Many have opined that in a battle between Mamata and Suvendu, Mamata has higher chances of winning the seat and BJP and the saffron party would lose in more ways than one - a seat, star campaigner and optics game.
If Suvendu fights from Nandigram then the BJP would have taken the bait that the TMC supremo boldly threw at them, and if he doesn’t, then it would project an image of cowardice.
It is rumoured that Suvendu’s brother Dibyendu Adhikari is most likely to contest from the seat. However, no formal announcement has been made yet. This hypothesis does beg the question, where will BJP field Suvendu from if not Nandigram? Bhowanipore?
Congress’ Alliance with Left Front
Unlike the BJP, the Congress’ dilemma is not due to its policies, but due to its alliances. While the Congress has allied with the Left-front to contest the WB elections together, in Kerala they are facing off firecely against each other.
This is one of the major reasons why Rahul Gandhi has been postponing his visit to Bengal so that he doesn’t have to share the stage with Left leaders, which might send a negative image to the people of Kerala, from where he is an MP.
The Congress and Left will be hosting a rally on February 28 where Rahul and Priyanka Gandhi were invited. However, Rahul will not be attending the rally. Reports suggest that Gandhi can’t afford to lose in Kerala after having lost in Amethi which might be a massive blow to his reputation.
GJM’s Faction War and TMC
The TMC which already has its hands full in trying to fight the BJP has yet another problem in their hands. Previously the TMC had Binoy Tamang’s faction of the Gorkha Jan Mukti Morcha (GJM) by its side in North Bengal, but now with Bimal Gurung pledging his support for Banerjee, they have a dilemma.
Both the factions are out for each other’s blood and handling them and getting them to work together is a responsibility that the TMC probably didn’t ask for.
While so far both factions have been working together peacefully (mostly) under the TMC, their problems might increase exponentially when it comes to fielding candidates in North Bengal or if they manage to win there, especially since both have very different approaches to the issue of Gorkhaland.
The Dilemma of The Voter
At the end of the day, it is the voter who holds the most amount of power in a democracy and when it comes to voting, they are faced with several choices supplemented by several stimuli. This time in Bengal, the biggest dilemma lies with the voter.
One of the biggest dilemmas that the voter in Bengal will be facing this time is with the candidature. There have been several defections from the TMC to the BJP and while there will be candidates from the TMC on TMC tickets, there will also be ex-TMC leaders on a BJP ticket.

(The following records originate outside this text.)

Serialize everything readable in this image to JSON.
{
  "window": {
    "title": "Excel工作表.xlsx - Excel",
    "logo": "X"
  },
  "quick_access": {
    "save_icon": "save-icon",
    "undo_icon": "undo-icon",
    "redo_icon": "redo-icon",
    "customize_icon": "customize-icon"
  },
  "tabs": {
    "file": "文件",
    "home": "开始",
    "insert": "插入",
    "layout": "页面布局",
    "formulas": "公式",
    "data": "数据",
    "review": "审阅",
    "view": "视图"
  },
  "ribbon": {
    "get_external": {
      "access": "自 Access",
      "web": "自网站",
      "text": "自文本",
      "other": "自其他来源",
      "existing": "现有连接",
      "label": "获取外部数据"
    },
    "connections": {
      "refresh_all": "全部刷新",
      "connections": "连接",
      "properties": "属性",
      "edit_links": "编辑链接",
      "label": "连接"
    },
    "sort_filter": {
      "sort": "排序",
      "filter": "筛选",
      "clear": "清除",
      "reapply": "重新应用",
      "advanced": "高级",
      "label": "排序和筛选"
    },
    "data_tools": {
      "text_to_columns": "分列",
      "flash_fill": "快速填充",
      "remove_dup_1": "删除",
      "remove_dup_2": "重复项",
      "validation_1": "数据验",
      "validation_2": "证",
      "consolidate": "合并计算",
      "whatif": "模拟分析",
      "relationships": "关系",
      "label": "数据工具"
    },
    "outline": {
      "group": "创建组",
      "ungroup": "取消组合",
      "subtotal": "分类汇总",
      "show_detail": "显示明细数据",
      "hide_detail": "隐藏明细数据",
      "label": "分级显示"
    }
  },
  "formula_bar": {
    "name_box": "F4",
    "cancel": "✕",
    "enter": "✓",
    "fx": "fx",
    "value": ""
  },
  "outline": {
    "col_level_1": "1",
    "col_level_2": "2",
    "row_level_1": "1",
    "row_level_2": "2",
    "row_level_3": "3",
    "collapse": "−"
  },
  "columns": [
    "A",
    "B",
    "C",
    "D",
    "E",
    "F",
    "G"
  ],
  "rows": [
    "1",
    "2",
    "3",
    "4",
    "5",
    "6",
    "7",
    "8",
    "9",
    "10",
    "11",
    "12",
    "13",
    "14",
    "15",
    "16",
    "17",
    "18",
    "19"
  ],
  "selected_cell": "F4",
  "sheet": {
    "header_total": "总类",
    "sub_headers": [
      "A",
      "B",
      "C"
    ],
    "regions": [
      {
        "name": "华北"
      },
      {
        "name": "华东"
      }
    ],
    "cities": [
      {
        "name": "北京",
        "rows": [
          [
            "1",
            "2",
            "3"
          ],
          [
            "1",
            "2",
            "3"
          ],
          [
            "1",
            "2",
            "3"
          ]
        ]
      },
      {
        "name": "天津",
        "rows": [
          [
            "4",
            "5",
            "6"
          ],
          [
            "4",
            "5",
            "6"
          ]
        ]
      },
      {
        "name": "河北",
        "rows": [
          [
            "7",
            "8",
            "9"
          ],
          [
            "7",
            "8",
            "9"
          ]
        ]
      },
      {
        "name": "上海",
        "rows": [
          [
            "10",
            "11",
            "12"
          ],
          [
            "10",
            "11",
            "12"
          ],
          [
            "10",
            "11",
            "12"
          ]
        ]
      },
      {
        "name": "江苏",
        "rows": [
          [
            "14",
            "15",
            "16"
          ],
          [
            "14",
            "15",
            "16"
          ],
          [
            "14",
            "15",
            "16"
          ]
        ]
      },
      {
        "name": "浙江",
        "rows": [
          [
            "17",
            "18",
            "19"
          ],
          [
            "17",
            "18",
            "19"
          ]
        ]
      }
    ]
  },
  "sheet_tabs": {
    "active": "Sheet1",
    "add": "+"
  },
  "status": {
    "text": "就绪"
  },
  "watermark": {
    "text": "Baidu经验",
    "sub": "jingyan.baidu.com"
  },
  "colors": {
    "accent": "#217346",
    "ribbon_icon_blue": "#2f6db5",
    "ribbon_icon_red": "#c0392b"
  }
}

The voter will have quite a few factors to consider while voting - Are they loyal to the party or to their candidate? If they are voting for the BJP but voting an ex-TMC leader, then does that nullify the cause? Or are they voting in the name of PM Modi and none of the above factors matter.
There's also an added dilemma for Muslim voters as they are spoilt for choice with the entry of Pirzada Abbas Siddiqui’s Indian Secular Front and the possible entry of Asaduddin Owaisi’s AIMIM (through ISF). The ISF’s alliance with the Congress and Left front can prove to be a major threat to Mamata’s Muslim vote bank, as that is exactly what the alliance is aiming for.
However, the voter is also in another dilemma that voting for the Third Front (Left-Congress-ISF) and denting Mamata’s vote bank can indirectly help the BJP by splitting the opposition votes.